"Jesus himself drew near and walked with them, but their eyes were prevented from recognizing him."
Today’s gospel begins with two disciples on their way to Emmaus, a city some seven miles from Jerusalem. Christ has just recently been crucified, and the two men are walking and talking about the terrible events that have come to pass. There is a haunting quote about this journey to Emmaus by the writer Frederick Buechner:
Emmaus is whatever we do or wherever we go to make ourselves forget that the world holds nothing sacred: that even the wisest and bravest and loveliest decay and die; that even the noblest ideas that men have had-ideas about love and freedom and justice-have always in time been twisted out of shape by selfish men for selfish ends. (Frederick Buechner, Magnificent Defeat, San Francisco: HarperSanFrancisco, 1985).
And that is where Jesus finds these two forlorn gentlemen, on the road to Emmaus-a road each of us knows well in our lives-a road filled with frustration and doubt. It shouldn’t be lost upon us that Jesus comes to his disciples as they are journeying further into their sadness and disbelief at the loss of their Lord. How annoyed they must have been when this stranger (Jesus) approaches who does not seem to be aware of the recent tragedy.
Now there are a ton of theological lessons in this gospel that I am wholly unqualified to discern. Jesus gives the two quite a lecture on what was prophesied in the Jewish scriptures. There is an important reminder about the necessity of Jesus suffering, not to mention the fact that Jesus appears literally as these two are "gathered" in His name.
But there are two things that strike me most about this reading and what it means in my life. The first is the inability of the disciples to recognize Jesus. The passage says nothing about Jesus being in disguise or working some miracle to prevent them from recognizing him. But wrapped up in their own fear, confusion and dejectedness, there was no way they could see Christ. They were, for all intents and purposes, blinded to his presence.

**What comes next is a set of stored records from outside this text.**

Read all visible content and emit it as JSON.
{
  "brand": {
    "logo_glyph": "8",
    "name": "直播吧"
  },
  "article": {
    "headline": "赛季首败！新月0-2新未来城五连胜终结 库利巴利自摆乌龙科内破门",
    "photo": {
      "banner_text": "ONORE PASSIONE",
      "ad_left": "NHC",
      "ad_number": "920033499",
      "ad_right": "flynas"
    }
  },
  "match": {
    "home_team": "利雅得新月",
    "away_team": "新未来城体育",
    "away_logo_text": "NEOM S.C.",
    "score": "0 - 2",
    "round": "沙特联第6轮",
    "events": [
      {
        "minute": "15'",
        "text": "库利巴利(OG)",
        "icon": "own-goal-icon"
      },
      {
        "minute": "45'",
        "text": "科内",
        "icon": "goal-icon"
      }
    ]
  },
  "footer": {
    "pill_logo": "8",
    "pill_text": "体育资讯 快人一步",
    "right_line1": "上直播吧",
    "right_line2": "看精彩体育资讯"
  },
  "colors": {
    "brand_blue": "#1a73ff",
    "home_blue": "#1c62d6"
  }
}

What’s even more startling-Christ was right there, in the flesh, walking and talking with them! He is our true companion. And He is present most especially at those low times in our lives when we don’t know where to turn. Finally, this is not some theoretical presence. He comes to us in concrete ways-perhaps even in people he may bring into our lives who we cannot recognize as Christ. We must open not just our eyes, but our hearts and minds in order to see.
Finally, Christ is revealed to the men as they sit and Jesus breaks bread and blesses it. This is when their eyes are opened! When we are at a low point, do we seek Christ in the Eucharist? Do we take this great gift for granted, that we are given the privilege of sharing in the body of Christ? Once the disciples recognized Jesus in their midst, he vanished from sight. But the miracle is that we know He was and is truly still present.

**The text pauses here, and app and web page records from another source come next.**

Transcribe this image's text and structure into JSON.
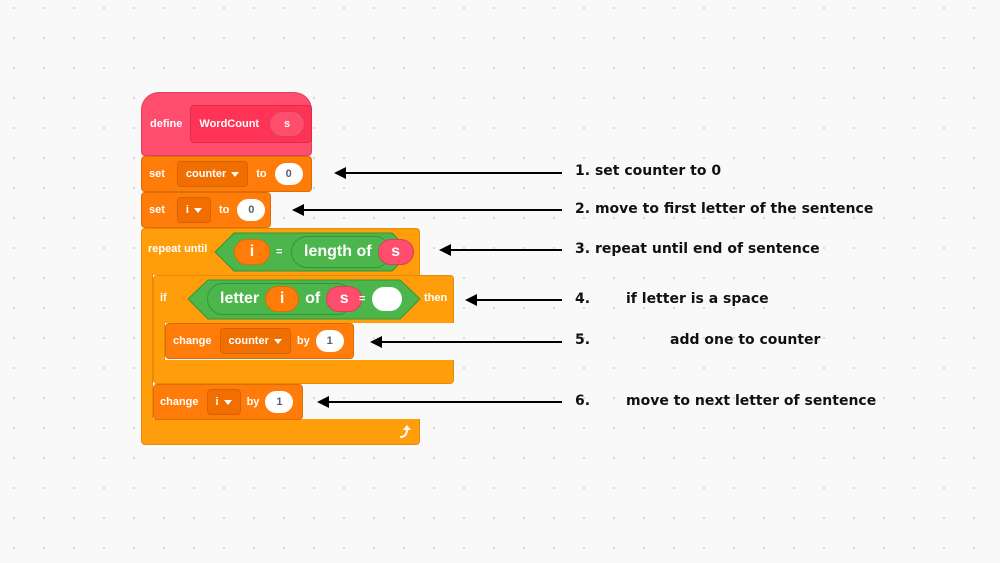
{
  "blocks": {
    "define": {
      "keyword": "define",
      "name": "WordCount",
      "param": "s",
      "color": "#ff4d6d"
    },
    "set_counter": {
      "keyword": "set",
      "variable": "counter",
      "to_label": "to",
      "value": "0",
      "color": "#ff7c0a"
    },
    "set_i": {
      "keyword": "set",
      "variable": "i",
      "to_label": "to",
      "value": "0"
    },
    "repeat_until": {
      "keyword": "repeat until",
      "left": "i",
      "op": "=",
      "func": "length of",
      "arg": "s",
      "color": "#ff9e0a"
    },
    "if_block": {
      "keyword": "if",
      "func": "letter",
      "index": "i",
      "of_label": "of",
      "arg": "s",
      "op": "=",
      "value": "",
      "then_label": "then",
      "cond_color": "#4cb64c"
    },
    "change_counter": {
      "keyword": "change",
      "variable": "counter",
      "by_label": "by",
      "value": "1"
    },
    "change_i": {
      "keyword": "change",
      "variable": "i",
      "by_label": "by",
      "value": "1"
    },
    "loop_icon": "loop-arrow-icon"
  },
  "annotations": [
    {
      "number": "1.",
      "text": "set counter to 0"
    },
    {
      "number": "2.",
      "text": "move to first letter of the sentence"
    },
    {
      "number": "3.",
      "text": "repeat until end of sentence"
    },
    {
      "number": "4.",
      "text": "if letter is a space"
    },
    {
      "number": "5.",
      "text": "add one to counter"
    },
    {
      "number": "6.",
      "text": "move to next letter of sentence"
    }
  ]
}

Marlo Serritella is on staff at the Holy Cross Province Development Office in Chicago.